Which lines of the entries contain the word "Системная"? Please list them.

[Source data]

────────────────────────────────────────

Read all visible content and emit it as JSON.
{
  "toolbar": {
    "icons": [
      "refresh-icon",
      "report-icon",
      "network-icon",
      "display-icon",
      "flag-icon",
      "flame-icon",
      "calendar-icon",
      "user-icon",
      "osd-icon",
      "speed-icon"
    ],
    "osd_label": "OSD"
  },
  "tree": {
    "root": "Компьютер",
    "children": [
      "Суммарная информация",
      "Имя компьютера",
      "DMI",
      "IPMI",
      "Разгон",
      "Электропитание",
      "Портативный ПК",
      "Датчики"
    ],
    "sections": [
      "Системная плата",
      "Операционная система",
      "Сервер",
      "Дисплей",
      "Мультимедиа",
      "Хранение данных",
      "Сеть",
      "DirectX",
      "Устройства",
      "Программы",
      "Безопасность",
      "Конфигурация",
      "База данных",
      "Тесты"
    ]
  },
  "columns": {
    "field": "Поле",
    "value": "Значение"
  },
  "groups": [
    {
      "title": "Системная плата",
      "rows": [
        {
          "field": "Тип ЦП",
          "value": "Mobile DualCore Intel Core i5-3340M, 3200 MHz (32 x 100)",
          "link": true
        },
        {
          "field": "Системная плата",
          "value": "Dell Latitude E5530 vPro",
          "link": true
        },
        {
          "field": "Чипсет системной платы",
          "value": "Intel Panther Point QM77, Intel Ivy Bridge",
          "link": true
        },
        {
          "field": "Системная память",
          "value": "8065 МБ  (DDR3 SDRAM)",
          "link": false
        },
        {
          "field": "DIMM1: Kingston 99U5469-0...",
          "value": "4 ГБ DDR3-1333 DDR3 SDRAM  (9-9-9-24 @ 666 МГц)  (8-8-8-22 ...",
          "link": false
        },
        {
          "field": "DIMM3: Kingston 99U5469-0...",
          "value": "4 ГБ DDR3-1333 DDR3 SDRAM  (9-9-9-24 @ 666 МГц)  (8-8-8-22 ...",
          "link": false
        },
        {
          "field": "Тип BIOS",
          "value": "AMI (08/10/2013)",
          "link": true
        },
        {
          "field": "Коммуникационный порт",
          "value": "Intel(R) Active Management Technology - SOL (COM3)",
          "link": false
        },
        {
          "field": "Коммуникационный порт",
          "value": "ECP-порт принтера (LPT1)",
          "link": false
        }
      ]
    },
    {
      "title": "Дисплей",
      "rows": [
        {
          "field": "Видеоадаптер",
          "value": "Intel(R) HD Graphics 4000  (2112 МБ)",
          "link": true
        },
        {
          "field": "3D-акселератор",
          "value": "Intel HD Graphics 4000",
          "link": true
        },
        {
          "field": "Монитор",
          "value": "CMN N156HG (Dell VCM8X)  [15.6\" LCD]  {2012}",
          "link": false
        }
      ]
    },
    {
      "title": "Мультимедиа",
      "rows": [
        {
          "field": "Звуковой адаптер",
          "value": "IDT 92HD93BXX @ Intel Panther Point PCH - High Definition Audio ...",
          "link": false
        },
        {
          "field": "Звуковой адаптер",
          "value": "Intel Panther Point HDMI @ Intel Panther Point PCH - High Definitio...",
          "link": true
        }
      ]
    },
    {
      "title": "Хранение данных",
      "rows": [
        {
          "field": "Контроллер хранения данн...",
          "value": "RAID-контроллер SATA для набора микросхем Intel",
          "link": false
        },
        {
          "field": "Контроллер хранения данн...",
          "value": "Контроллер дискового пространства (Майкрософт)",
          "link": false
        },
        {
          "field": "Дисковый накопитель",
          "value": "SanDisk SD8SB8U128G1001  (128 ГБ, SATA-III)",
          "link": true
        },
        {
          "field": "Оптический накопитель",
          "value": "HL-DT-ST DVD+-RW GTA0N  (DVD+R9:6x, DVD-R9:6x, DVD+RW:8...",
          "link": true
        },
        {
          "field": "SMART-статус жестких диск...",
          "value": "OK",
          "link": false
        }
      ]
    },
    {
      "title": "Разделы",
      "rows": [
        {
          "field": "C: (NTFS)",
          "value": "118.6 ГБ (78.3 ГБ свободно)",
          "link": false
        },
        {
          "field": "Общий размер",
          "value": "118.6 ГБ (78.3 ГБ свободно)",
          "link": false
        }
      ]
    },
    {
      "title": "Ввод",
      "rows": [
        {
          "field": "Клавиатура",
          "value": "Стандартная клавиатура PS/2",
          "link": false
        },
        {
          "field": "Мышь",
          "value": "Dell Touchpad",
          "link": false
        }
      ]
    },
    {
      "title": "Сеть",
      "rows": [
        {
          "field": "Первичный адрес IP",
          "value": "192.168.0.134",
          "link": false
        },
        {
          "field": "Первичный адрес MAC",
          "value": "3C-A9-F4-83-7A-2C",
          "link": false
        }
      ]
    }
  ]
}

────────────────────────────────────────

Answer for this exercise –
      "Системная плата",
      "title": "Системная плата",
          "field": "Системная плата",
          "field": "Системная память",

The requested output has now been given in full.